The body does not produce sufficient blood cells, causing a deficiency in all blood cell types- red and white blood cells and platelets in this rare type of anemia. This disease is caused due to damaged stem cells in the bone marrow, which commonly occurs when the immune system attacks the stem cells. There are other factors that affect the bone marrow including, chemotherapy and radiation, exposure to toxins like pesticides, arsenic and benzene, pregnancy, and more.
Sickle cell anemia
Inherited by hemoglobin genes, one from each parent, this condition of blood disorder is caused by a gene mutation that indicates the body to produce hemoglobin. The mutation, however, causes the formation of a defective form of hemoglobin called hemoglobin S, which propagates red blood cells to turn into a stiff and sticky, crescent-like shape. This leads to blocking blood flow in the limbs and organs, adding to the risk of infection, pain and a reduction in red blood cells, owing to the short life span of sickle cells.
This is another inherited blood disorder that is passed from parents to children, and that causes less production of hemoglobin due to the mutations in the DNA cells. Made of alpha and beta chains, molecules of hemoglobin can be affected in mutations, causing alpha-thalassemia or beta-thalassemia.
Vitamin deficiency anemia
While the name is self-explanatory, the vitamins associated with this deficiency are vitamin b-12, vitamin C, and folate. This anemia can occur when your diet lacks these specific vitamins, or your body has trouble processing or absorbing them. While altering your diet could make a substantial difference, it’s imperative to look for causes beyond a dietary fix. Your body may find it difficult to absorb most of these nutrients if you have celiac disease, intestinal surgery, excessive alcohol consumption, and anti-seizure medications.
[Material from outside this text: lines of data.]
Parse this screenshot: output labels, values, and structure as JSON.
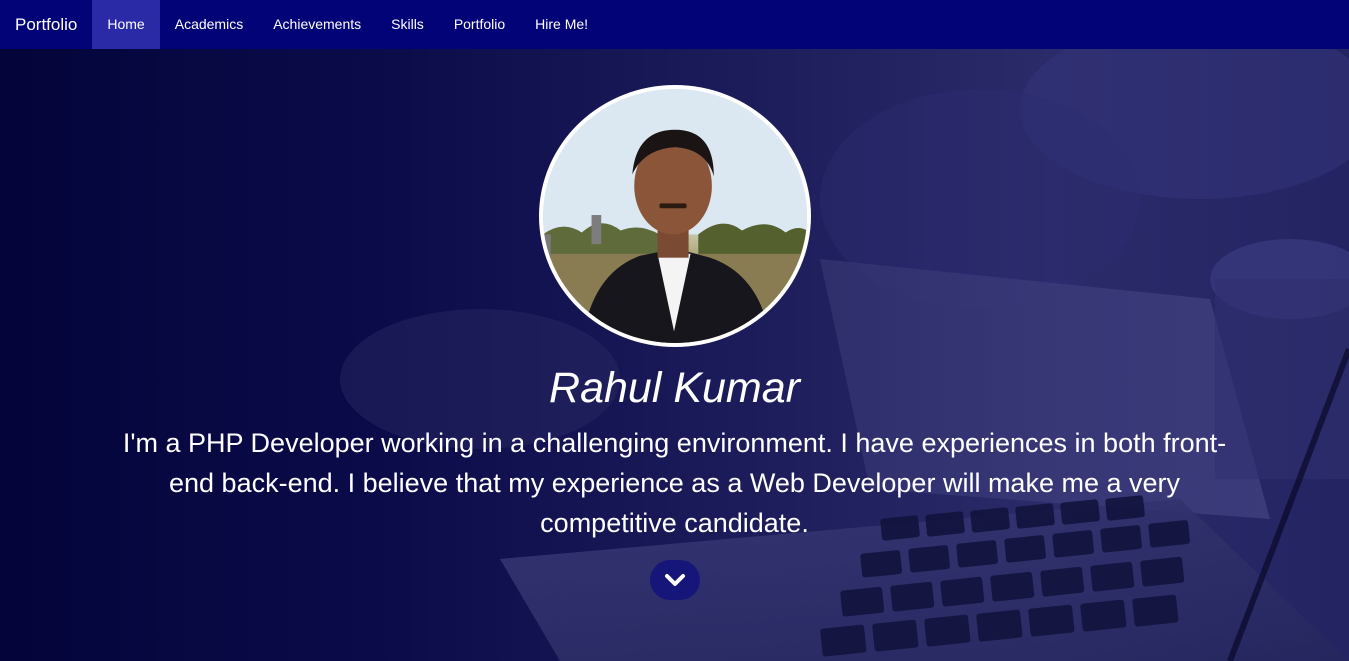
{
  "navbar": {
    "brand": "Portfolio",
    "items": [
      {
        "label": "Home",
        "active": true
      },
      {
        "label": "Academics",
        "active": false
      },
      {
        "label": "Achievements",
        "active": false
      },
      {
        "label": "Skills",
        "active": false
      },
      {
        "label": "Portfolio",
        "active": false
      },
      {
        "label": "Hire Me!",
        "active": false
      }
    ]
  },
  "hero": {
    "name": "Rahul Kumar",
    "bio": "I'm a PHP Developer working in a challenging environment. I have experiences in both front-end back-end. I believe that my experience as a Web Developer will make me a very competitive candidate.",
    "scroll_icon": "chevron-down-icon",
    "background_image": "laptop-keyboard-photo",
    "profile_image": "profile-photo"
  },
  "colors": {
    "navbar_bg": "#030378",
    "nav_active_bg": "#2a2aa6",
    "hero_overlay": "#0b0b4a",
    "scroll_button_bg": "#15157a",
    "text": "#ffffff"
  }
}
Other causes include bacterial growth in the small intestine, tapeworm ingestion, and chronic kidney disease.